[Start of section]

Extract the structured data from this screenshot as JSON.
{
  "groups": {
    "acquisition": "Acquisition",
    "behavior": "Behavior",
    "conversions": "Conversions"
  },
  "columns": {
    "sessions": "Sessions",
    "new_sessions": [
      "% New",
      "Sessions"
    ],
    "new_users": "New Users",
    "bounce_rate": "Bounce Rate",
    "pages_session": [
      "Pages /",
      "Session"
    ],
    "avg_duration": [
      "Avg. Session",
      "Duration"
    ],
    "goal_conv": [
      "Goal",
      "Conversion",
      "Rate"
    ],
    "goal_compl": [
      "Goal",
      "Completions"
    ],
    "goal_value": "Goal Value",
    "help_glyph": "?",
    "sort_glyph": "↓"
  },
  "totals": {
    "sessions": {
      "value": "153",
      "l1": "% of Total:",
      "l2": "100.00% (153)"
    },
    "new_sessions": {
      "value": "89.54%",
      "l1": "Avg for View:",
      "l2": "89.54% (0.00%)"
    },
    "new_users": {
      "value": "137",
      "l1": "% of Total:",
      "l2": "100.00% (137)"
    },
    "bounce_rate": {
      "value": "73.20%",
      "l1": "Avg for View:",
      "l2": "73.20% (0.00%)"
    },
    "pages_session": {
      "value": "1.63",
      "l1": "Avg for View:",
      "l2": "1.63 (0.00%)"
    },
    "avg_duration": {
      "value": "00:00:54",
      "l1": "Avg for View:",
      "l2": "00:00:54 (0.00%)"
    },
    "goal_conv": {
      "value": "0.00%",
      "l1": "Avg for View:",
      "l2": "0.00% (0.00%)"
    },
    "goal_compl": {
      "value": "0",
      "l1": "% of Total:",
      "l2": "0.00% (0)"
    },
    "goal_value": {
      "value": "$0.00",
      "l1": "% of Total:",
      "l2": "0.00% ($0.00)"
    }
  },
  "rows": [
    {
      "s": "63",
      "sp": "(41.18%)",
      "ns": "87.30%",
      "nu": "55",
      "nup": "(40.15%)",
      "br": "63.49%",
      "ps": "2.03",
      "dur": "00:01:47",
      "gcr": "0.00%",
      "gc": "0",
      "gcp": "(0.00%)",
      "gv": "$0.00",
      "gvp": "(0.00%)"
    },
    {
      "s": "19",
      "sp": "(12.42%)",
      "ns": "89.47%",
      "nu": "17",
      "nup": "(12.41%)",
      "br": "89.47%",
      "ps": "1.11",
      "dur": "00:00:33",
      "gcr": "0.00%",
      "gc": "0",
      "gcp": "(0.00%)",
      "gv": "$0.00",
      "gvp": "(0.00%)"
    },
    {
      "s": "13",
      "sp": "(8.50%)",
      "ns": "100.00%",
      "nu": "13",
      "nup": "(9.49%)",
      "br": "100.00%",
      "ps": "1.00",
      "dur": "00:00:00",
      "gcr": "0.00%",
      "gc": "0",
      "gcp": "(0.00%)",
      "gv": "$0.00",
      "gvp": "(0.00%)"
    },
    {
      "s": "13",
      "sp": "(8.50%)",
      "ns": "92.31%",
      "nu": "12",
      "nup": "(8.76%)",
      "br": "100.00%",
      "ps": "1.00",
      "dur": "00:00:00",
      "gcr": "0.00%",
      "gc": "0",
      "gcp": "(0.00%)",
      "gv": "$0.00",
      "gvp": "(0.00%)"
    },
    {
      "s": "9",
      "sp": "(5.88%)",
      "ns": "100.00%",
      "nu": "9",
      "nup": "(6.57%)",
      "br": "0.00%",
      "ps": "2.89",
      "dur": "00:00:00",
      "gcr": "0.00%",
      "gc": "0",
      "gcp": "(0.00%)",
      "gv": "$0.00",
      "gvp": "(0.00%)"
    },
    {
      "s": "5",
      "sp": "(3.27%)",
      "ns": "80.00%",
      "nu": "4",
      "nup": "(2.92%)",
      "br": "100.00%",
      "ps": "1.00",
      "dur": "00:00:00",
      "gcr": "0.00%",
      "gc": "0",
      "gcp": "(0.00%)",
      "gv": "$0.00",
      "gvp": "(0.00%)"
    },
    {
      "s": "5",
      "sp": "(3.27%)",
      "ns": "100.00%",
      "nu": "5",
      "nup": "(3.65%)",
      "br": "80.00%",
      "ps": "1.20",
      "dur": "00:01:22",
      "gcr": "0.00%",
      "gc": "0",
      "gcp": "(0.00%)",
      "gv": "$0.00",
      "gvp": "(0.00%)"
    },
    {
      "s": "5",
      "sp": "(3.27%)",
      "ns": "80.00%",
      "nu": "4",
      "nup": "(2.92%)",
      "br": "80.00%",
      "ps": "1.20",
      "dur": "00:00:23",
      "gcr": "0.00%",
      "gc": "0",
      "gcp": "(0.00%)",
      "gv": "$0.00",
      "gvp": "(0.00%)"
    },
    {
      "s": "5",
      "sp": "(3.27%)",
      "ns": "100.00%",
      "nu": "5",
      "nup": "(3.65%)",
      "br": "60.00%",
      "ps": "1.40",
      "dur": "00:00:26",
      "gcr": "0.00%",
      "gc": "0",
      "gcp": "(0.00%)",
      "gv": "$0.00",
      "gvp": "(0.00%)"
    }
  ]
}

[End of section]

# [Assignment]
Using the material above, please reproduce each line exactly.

# [Reply to the task]
Extract the structured data from this screenshot as JSON.
{
  "groups": {
    "acquisition": "Acquisition",
    "behavior": "Behavior",
    "conversions": "Conversions"
  },
  "columns": {
    "sessions": "Sessions",
    "new_sessions": [
      "% New",
      "Sessions"
    ],
    "new_users": "New Users",
    "bounce_rate": "Bounce Rate",
    "pages_session": [
      "Pages /",
      "Session"
    ],
    "avg_duration": [
      "Avg. Session",
      "Duration"
    ],
    "goal_conv": [
      "Goal",
      "Conversion",
      "Rate"
    ],
    "goal_compl": [
      "Goal",
      "Completions"
    ],
    "goal_value": "Goal Value",
    "help_glyph": "?",
    "sort_glyph": "↓"
  },
  "totals": {
    "sessions": {
      "value": "153",
      "l1": "% of Total:",
      "l2": "100.00% (153)"
    },
    "new_sessions": {
      "value": "89.54%",
      "l1": "Avg for View:",
      "l2": "89.54% (0.00%)"
    },
    "new_users": {
      "value": "137",
      "l1": "% of Total:",
      "l2": "100.00% (137)"
    },
    "bounce_rate": {
      "value": "73.20%",
      "l1": "Avg for View:",
      "l2": "73.20% (0.00%)"
    },
    "pages_session": {
      "value": "1.63",
      "l1": "Avg for View:",
      "l2": "1.63 (0.00%)"
    },
    "avg_duration": {
      "value": "00:00:54",
      "l1": "Avg for View:",
      "l2": "00:00:54 (0.00%)"
    },
    "goal_conv": {
      "value": "0.00%",
      "l1": "Avg for View:",
      "l2": "0.00% (0.00%)"
    },
    "goal_compl": {
      "value": "0",
      "l1": "% of Total:",
      "l2": "0.00% (0)"
    },
    "goal_value": {
      "value": "$0.00",
      "l1": "% of Total:",
      "l2": "0.00% ($0.00)"
    }
  },
  "rows": [
    {
      "s": "63",
      "sp": "(41.18%)",
      "ns": "87.30%",
      "nu": "55",
      "nup": "(40.15%)",
      "br": "63.49%",
      "ps": "2.03",
      "dur": "00:01:47",
      "gcr": "0.00%",
      "gc": "0",
      "gcp": "(0.00%)",
      "gv": "$0.00",
      "gvp": "(0.00%)"
    },
    {
      "s": "19",
      "sp": "(12.42%)",
      "ns": "89.47%",
      "nu": "17",
      "nup": "(12.41%)",
      "br": "89.47%",
      "ps": "1.11",
      "dur": "00:00:33",
      "gcr": "0.00%",
      "gc": "0",
      "gcp": "(0.00%)",
      "gv": "$0.00",
      "gvp": "(0.00%)"
    },
    {
      "s": "13",
      "sp": "(8.50%)",
      "ns": "100.00%",
      "nu": "13",
      "nup": "(9.49%)",
      "br": "100.00%",
      "ps": "1.00",
      "dur": "00:00:00",
      "gcr": "0.00%",
      "gc": "0",
      "gcp": "(0.00%)",
      "gv": "$0.00",
      "gvp": "(0.00%)"
    },
    {
      "s": "13",
      "sp": "(8.50%)",
      "ns": "92.31%",
      "nu": "12",
      "nup": "(8.76%)",
      "br": "100.00%",
      "ps": "1.00",
      "dur": "00:00:00",
      "gcr": "0.00%",
      "gc": "0",
      "gcp": "(0.00%)",
      "gv": "$0.00",
      "gvp": "(0.00%)"
    },
    {
      "s": "9",
      "sp": "(5.88%)",
      "ns": "100.00%",
      "nu": "9",
      "nup": "(6.57%)",
      "br": "0.00%",
      "ps": "2.89",
      "dur": "00:00:00",
      "gcr": "0.00%",
      "gc": "0",
      "gcp": "(0.00%)",
      "gv": "$0.00",
      "gvp": "(0.00%)"
    },
    {
      "s": "5",
      "sp": "(3.27%)",
      "ns": "80.00%",
      "nu": "4",
      "nup": "(2.92%)",
      "br": "100.00%",
      "ps": "1.00",
      "dur": "00:00:00",
      "gcr": "0.00%",
      "gc": "0",
      "gcp": "(0.00%)",
      "gv": "$0.00",
      "gvp": "(0.00%)"
    },
    {
      "s": "5",
      "sp": "(3.27%)",
      "ns": "100.00%",
      "nu": "5",
      "nup": "(3.65%)",
      "br": "80.00%",
      "ps": "1.20",
      "dur": "00:01:22",
      "gcr": "0.00%",
      "gc": "0",
      "gcp": "(0.00%)",
      "gv": "$0.00",
      "gvp": "(0.00%)"
    },
    {
      "s": "5",
      "sp": "(3.27%)",
      "ns": "80.00%",
      "nu": "4",
      "nup": "(2.92%)",
      "br": "80.00%",
      "ps": "1.20",
      "dur": "00:00:23",
      "gcr": "0.00%",
      "gc": "0",
      "gcp": "(0.00%)",
      "gv": "$0.00",
      "gvp": "(0.00%)"
    },
    {
      "s": "5",
      "sp": "(3.27%)",
      "ns": "100.00%",
      "nu": "5",
      "nup": "(3.65%)",
      "br": "60.00%",
      "ps": "1.40",
      "dur": "00:00:26",
      "gcr": "0.00%",
      "gc": "0",
      "gcp": "(0.00%)",
      "gv": "$0.00",
      "gvp": "(0.00%)"
    }
  ]
}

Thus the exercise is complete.